And speaking of thinking, I miss newspapers, especially big-city newspapers, real newspapers, newspapers that provided so much information they forced you to think thru the issues of the day yourself. There wasn’t anyone to “spin” a story for you; you had to sort it out pretty much on your own. I can even recall when some cities would have a morning and evening edition, so that readers could be made aware of developing stories or be updated on older news. I remember buying two newspapers in one day.
Yep, back before CNN and Fox News and the worldwide web, newspapers were the key source not only for news, but for keeping everyone honest, too. The press enjoys certain constitutional protections exactly for that reason. And unlike today when 24/7 internet news avaialability has forced many newspapers to greatly reduce staffs or even shutter offices and stop their presses for the final time, back then they had ample resources to investigate suspicious activities.
Need an example? One word: Watergate.
Thanks to the faith and confidence editor Ben Bradlee had in them, as well as the direction provided by an undercover informant known as “Deep Throat” (whose true identity, FBI Associate Director Mark Felt, remained secret until 2005) who advised them to “follow the money,” reporters Carl Bernstein and Bob Woodward of The “Washington Post” were able, by pulling one thread at a time, to unravel a conspiracy that ran from a third-rate burglary of the Democratic National Committee headquarters all the way into the Oval Office of the White House and ultimately resulted in the resignation of President Richard Nixon. Two newspaper reporters forced a President to quit. That’s strong, folks.
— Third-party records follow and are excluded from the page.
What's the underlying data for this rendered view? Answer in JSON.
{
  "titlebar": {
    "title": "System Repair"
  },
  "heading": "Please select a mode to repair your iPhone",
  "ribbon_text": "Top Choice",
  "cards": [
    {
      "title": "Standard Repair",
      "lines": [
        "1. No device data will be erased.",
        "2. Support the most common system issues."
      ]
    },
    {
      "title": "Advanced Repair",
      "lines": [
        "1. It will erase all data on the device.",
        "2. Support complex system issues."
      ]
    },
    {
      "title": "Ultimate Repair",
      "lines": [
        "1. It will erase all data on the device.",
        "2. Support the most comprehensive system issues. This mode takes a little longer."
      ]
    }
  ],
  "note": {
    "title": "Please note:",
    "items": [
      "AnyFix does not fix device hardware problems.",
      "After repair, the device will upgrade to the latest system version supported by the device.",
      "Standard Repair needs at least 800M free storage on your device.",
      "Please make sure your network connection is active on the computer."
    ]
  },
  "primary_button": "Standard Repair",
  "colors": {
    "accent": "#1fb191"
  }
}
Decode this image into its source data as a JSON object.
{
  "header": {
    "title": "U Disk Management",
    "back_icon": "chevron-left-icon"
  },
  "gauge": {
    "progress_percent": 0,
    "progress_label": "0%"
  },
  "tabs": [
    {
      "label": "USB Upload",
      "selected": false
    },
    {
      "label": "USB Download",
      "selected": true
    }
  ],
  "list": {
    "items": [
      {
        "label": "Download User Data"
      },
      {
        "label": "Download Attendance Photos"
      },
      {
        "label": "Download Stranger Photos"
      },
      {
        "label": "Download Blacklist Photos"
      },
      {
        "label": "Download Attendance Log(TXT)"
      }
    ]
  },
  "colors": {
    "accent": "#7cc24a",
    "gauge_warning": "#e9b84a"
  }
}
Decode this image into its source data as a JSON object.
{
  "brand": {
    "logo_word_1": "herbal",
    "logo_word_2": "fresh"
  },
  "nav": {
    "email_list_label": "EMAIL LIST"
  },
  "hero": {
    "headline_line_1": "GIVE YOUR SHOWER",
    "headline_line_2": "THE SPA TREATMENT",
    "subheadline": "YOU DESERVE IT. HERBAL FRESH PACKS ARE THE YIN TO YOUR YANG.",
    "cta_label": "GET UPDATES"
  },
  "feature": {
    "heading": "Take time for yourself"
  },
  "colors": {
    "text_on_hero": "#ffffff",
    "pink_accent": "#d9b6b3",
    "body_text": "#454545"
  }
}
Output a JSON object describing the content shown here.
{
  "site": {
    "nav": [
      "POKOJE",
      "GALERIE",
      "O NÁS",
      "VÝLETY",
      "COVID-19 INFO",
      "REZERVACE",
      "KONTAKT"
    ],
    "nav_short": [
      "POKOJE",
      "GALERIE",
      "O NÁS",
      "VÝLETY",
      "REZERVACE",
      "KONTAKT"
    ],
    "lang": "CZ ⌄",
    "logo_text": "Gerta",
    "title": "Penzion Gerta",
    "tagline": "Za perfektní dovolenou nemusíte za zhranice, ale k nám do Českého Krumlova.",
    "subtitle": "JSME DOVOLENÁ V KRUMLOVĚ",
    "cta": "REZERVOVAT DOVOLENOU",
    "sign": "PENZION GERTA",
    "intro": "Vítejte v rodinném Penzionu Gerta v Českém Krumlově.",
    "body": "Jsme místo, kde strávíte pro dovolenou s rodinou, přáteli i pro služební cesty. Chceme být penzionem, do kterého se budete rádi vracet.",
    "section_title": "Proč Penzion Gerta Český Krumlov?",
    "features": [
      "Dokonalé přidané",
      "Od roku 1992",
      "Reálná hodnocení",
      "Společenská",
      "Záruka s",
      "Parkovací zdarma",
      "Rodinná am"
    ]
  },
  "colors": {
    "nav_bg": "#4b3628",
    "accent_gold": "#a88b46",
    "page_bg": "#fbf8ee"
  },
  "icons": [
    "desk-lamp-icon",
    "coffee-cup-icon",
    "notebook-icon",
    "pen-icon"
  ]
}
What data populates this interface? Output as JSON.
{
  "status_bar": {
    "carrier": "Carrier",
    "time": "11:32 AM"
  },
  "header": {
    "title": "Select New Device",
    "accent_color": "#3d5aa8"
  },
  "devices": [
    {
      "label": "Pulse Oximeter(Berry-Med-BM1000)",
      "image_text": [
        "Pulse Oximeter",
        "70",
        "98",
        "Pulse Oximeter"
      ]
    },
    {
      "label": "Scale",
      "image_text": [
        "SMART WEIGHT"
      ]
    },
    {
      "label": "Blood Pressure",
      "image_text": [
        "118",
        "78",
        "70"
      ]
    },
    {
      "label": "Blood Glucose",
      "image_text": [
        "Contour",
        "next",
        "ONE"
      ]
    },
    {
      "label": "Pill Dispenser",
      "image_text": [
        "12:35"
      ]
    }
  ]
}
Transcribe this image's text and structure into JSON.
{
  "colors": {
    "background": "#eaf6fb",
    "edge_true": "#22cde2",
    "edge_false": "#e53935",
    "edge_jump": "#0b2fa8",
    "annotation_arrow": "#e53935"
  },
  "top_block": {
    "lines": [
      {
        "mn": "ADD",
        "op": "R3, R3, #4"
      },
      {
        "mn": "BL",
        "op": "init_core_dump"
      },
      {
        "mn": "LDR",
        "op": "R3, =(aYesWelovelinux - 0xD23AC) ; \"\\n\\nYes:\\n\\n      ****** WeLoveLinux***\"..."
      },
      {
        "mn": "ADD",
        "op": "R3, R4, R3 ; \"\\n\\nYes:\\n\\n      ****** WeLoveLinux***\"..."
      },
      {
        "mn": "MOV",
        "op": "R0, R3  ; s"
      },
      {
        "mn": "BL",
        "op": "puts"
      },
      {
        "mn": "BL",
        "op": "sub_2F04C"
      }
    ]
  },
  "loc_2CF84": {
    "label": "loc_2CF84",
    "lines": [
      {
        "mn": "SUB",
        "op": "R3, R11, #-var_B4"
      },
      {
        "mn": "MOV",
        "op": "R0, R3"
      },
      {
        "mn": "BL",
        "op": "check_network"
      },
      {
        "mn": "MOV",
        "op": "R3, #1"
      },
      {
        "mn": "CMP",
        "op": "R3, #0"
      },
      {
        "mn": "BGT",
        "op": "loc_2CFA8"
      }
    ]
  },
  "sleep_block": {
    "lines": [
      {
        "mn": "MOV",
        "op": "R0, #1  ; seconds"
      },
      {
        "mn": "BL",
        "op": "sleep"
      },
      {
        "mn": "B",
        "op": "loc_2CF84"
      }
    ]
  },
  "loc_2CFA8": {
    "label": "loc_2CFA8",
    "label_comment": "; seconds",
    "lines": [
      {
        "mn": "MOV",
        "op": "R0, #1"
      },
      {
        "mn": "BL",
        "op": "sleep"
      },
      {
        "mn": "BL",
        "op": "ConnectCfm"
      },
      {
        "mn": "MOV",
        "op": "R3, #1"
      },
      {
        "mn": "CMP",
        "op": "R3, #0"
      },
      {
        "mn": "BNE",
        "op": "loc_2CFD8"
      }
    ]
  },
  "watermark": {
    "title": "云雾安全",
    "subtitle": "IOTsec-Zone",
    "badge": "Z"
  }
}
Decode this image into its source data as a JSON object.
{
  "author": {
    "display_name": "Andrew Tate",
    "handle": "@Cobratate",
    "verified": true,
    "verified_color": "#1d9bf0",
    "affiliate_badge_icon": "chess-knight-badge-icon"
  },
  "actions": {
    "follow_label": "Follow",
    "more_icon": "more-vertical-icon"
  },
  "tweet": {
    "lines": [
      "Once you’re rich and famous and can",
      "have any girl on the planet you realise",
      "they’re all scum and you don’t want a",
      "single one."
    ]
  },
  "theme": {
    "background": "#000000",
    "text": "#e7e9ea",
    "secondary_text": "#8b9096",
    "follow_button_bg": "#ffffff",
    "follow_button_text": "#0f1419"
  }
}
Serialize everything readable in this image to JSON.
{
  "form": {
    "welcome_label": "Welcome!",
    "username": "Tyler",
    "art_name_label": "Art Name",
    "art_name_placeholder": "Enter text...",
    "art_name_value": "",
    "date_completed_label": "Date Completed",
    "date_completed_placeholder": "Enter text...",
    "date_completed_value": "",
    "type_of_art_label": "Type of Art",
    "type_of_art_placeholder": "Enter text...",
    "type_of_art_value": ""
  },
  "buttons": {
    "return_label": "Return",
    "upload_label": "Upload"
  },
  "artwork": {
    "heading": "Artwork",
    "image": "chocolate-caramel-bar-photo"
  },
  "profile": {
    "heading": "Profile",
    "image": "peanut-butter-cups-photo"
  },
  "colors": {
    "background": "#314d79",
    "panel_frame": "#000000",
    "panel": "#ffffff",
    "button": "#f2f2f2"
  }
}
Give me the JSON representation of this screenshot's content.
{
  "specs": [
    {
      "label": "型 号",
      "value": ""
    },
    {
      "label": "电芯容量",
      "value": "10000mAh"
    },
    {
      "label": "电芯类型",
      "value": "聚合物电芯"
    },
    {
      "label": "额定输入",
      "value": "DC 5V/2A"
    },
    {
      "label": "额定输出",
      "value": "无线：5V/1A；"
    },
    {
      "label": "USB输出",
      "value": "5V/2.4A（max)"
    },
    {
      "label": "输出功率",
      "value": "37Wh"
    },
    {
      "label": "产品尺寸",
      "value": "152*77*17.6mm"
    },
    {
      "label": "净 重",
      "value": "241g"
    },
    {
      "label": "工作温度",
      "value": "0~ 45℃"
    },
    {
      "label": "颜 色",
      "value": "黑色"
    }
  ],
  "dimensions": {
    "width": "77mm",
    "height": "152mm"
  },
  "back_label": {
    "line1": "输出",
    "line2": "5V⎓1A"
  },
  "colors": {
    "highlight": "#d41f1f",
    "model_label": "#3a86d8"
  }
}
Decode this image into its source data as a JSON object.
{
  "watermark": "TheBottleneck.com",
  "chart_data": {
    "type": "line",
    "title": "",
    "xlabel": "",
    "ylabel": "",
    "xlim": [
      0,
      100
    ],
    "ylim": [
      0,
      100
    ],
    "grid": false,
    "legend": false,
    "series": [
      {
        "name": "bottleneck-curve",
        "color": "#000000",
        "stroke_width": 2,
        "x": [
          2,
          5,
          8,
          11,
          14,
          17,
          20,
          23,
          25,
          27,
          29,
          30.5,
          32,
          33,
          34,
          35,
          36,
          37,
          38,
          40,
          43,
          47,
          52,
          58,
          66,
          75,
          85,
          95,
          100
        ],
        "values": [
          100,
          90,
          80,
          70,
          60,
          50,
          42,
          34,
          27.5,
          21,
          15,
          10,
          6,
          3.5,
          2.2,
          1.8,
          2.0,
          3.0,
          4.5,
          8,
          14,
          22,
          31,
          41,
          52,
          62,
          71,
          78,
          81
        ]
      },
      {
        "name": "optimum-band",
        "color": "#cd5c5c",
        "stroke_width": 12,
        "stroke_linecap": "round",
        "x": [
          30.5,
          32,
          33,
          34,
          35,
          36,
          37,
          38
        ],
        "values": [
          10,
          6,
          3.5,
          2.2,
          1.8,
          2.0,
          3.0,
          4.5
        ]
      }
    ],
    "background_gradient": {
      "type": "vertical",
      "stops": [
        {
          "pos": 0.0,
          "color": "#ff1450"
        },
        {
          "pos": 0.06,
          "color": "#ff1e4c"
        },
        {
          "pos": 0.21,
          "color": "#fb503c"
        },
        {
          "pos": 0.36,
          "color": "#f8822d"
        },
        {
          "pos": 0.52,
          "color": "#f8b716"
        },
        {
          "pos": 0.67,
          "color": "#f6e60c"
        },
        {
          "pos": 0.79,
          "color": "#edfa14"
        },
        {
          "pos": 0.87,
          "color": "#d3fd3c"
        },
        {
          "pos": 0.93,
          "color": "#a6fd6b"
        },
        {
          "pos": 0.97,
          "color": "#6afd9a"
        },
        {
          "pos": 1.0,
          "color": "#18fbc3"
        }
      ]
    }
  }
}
If you ever catch it on TV or want to enjoy a really good read, watch or pick up the widely-acclaimed “All The President’s Men,” a recounting of Bernstein and Woodward’s long and winding path, at times even at their own personal peril, as they slowly brought the details behind the Watergate break-in to light and forever changed how Americans would view politics. It’s time well spent.
Their diligence and eventual success has been widely recognized as one of the single greatest reporting efforts of all time. Sadly, it is highly unlikely that will ever happen at a newspaper again. The budget wouldn’t seem to allow it. And we as a nation are worse off for it.
But looking back, I’m struck that the events I’m speaking of happened over 40 years ago now…whew, almost half a century. And technology has changed a little. For the better. I guess. But this new age media sure isn’t geared for the likes of Bernstein and Woodward.
Or me. I still miss Cliff Marcengill calling in reports on local races on WBSC.
Anyway, time flies, and hopefully this election will hustle on by and I can get back to as near normal a life as life allows anymore. And maybe in a couple weeks I’ll be able to get back onto FaceBook and look at cat videos or clips of people falling down or funny sports vines or such, without being bombarded by political memes.
But until then, there’s less than two weeks left before election day and with these two I fully expect them to go full-on thermonuclear on each other, so this oughta be a cheerful little parade. I sure wish I could see a few more folks wearing white hats.
Whatever the case, the MainStream Media is, as we say Down South, “fixin’ to get ready” to blow you “slam out” your chairs in the next dozen days or so, with every statistic and poll and comparison and graphic and color and bombastic language and attitude you’ve ever imagined. Try not to let your head spin around more than once.
Hang on tight, boys and girls. You’re paying for the ticket, so enjoy the ride.